Goal of the exercise> What you return must be the complete listing, unchanged.

Task inputs>
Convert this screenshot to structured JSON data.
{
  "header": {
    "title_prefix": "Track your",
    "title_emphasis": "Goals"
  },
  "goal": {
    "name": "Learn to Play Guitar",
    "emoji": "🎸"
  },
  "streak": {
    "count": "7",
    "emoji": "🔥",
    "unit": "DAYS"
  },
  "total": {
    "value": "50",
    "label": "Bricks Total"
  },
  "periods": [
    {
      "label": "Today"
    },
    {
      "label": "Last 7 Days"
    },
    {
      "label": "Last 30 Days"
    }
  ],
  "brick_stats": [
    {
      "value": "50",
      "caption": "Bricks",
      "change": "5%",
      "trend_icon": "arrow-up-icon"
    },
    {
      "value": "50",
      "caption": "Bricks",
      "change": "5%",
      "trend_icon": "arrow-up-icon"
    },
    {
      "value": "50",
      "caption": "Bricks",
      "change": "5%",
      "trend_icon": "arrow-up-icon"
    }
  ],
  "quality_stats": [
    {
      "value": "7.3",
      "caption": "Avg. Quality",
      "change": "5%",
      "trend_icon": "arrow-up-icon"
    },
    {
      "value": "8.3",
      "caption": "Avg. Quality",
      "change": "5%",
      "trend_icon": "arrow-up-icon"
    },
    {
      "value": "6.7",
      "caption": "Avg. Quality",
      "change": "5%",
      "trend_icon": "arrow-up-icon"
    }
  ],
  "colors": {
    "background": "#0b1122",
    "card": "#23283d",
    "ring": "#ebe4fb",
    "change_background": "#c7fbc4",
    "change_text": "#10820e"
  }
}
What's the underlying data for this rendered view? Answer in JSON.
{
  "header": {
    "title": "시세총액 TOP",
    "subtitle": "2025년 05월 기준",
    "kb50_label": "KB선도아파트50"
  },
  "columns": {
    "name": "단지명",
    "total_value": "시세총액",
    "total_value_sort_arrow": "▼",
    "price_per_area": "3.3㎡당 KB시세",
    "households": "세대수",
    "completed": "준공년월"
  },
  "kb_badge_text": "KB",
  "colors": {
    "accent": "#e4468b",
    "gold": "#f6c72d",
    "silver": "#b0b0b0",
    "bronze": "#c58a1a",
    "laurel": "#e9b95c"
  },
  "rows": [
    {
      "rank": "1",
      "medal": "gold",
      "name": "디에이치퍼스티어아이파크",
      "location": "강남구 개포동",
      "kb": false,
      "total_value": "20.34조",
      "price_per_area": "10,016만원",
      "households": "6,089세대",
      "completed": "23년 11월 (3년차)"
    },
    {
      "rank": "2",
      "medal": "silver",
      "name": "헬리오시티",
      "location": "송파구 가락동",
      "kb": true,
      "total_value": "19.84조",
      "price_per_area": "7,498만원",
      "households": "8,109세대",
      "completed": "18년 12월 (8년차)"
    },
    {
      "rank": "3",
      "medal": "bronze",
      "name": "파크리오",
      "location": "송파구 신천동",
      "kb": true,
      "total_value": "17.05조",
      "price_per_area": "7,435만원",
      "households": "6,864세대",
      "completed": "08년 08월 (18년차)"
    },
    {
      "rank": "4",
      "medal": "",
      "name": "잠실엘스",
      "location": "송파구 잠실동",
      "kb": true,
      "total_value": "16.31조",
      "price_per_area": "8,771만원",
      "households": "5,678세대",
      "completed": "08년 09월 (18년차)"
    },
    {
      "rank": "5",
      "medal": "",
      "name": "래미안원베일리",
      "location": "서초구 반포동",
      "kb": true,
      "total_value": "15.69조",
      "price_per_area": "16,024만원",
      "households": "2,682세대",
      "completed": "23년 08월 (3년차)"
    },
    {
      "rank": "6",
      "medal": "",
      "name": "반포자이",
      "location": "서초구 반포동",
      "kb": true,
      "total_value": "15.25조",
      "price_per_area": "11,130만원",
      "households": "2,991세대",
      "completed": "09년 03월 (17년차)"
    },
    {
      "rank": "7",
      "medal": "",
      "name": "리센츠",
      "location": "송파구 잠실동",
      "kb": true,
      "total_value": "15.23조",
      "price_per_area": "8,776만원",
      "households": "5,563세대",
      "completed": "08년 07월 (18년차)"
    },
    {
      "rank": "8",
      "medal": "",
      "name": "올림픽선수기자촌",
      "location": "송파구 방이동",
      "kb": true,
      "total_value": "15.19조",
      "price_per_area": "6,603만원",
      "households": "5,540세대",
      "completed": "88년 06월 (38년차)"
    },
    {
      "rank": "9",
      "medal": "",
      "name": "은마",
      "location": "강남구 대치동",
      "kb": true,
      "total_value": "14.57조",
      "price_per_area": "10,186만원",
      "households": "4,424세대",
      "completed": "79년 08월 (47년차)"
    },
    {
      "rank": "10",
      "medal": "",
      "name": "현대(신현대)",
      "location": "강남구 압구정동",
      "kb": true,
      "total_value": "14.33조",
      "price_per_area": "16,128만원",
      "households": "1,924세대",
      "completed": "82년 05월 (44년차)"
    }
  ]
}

Task response>
Convert this screenshot to structured JSON data.
{
  "header": {
    "title_prefix": "Track your",
    "title_emphasis": "Goals"
  },
  "goal": {
    "name": "Learn to Play Guitar",
    "emoji": "🎸"
  },
  "streak": {
    "count": "7",
    "emoji": "🔥",
    "unit": "DAYS"
  },
  "total": {
    "value": "50",
    "label": "Bricks Total"
  },
  "periods": [
    {
      "label": "Today"
    },
    {
      "label": "Last 7 Days"
    },
    {
      "label": "Last 30 Days"
    }
  ],
  "brick_stats": [
    {
      "value": "50",
      "caption": "Bricks",
      "change": "5%",
      "trend_icon": "arrow-up-icon"
    },
    {
      "value": "50",
      "caption": "Bricks",
      "change": "5%",
      "trend_icon": "arrow-up-icon"
    },
    {
      "value": "50",
      "caption": "Bricks",
      "change": "5%",
      "trend_icon": "arrow-up-icon"
    }
  ],
  "quality_stats": [
    {
      "value": "7.3",
      "caption": "Avg. Quality",
      "change": "5%",
      "trend_icon": "arrow-up-icon"
    },
    {
      "value": "8.3",
      "caption": "Avg. Quality",
      "change": "5%",
      "trend_icon": "arrow-up-icon"
    },
    {
      "value": "6.7",
      "caption": "Avg. Quality",
      "change": "5%",
      "trend_icon": "arrow-up-icon"
    }
  ],
  "colors": {
    "background": "#0b1122",
    "card": "#23283d",
    "ring": "#ebe4fb",
    "change_background": "#c7fbc4",
    "change_text": "#10820e"
  }
}
What's the underlying data for this rendered view? Answer in JSON.
{
  "header": {
    "title": "시세총액 TOP",
    "subtitle": "2025년 05월 기준",
    "kb50_label": "KB선도아파트50"
  },
  "columns": {
    "name": "단지명",
    "total_value": "시세총액",
    "total_value_sort_arrow": "▼",
    "price_per_area": "3.3㎡당 KB시세",
    "households": "세대수",
    "completed": "준공년월"
  },
  "kb_badge_text": "KB",
  "colors": {
    "accent": "#e4468b",
    "gold": "#f6c72d",
    "silver": "#b0b0b0",
    "bronze": "#c58a1a",
    "laurel": "#e9b95c"
  },
  "rows": [
    {
      "rank": "1",
      "medal": "gold",
      "name": "디에이치퍼스티어아이파크",
      "location": "강남구 개포동",
      "kb": false,
      "total_value": "20.34조",
      "price_per_area": "10,016만원",
      "households": "6,089세대",
      "completed": "23년 11월 (3년차)"
    },
    {
      "rank": "2",
      "medal": "silver",
      "name": "헬리오시티",
      "location": "송파구 가락동",
      "kb": true,
      "total_value": "19.84조",
      "price_per_area": "7,498만원",
      "households": "8,109세대",
      "completed": "18년 12월 (8년차)"
    },
    {
      "rank": "3",
      "medal": "bronze",
      "name": "파크리오",
      "location": "송파구 신천동",
      "kb": true,
      "total_value": "17.05조",
      "price_per_area": "7,435만원",
      "households": "6,864세대",
      "completed": "08년 08월 (18년차)"
    },
    {
      "rank": "4",
      "medal": "",
      "name": "잠실엘스",
      "location": "송파구 잠실동",
      "kb": true,
      "total_value": "16.31조",
      "price_per_area": "8,771만원",
      "households": "5,678세대",
      "completed": "08년 09월 (18년차)"
    },
    {
      "rank": "5",
      "medal": "",
      "name": "래미안원베일리",
      "location": "서초구 반포동",
      "kb": true,
      "total_value": "15.69조",
      "price_per_area": "16,024만원",
      "households": "2,682세대",
      "completed": "23년 08월 (3년차)"
    },
    {
      "rank": "6",
      "medal": "",
      "name": "반포자이",
      "location": "서초구 반포동",
      "kb": true,
      "total_value": "15.25조",
      "price_per_area": "11,130만원",
      "households": "2,991세대",
      "completed": "09년 03월 (17년차)"
    },
    {
      "rank": "7",
      "medal": "",
      "name": "리센츠",
      "location": "송파구 잠실동",
      "kb": true,
      "total_value": "15.23조",
      "price_per_area": "8,776만원",
      "households": "5,563세대",
      "completed": "08년 07월 (18년차)"
    },
    {
      "rank": "8",
      "medal": "",
      "name": "올림픽선수기자촌",
      "location": "송파구 방이동",
      "kb": true,
      "total_value": "15.19조",
      "price_per_area": "6,603만원",
      "households": "5,540세대",
      "completed": "88년 06월 (38년차)"
    },
    {
      "rank": "9",
      "medal": "",
      "name": "은마",
      "location": "강남구 대치동",
      "kb": true,
      "total_value": "14.57조",
      "price_per_area": "10,186만원",
      "households": "4,424세대",
      "completed": "79년 08월 (47년차)"
    },
    {
      "rank": "10",
      "medal": "",
      "name": "현대(신현대)",
      "location": "강남구 압구정동",
      "kb": true,
      "total_value": "14.33조",
      "price_per_area": "16,128만원",
      "households": "1,924세대",
      "completed": "82년 05월 (44년차)"
    }
  ]
}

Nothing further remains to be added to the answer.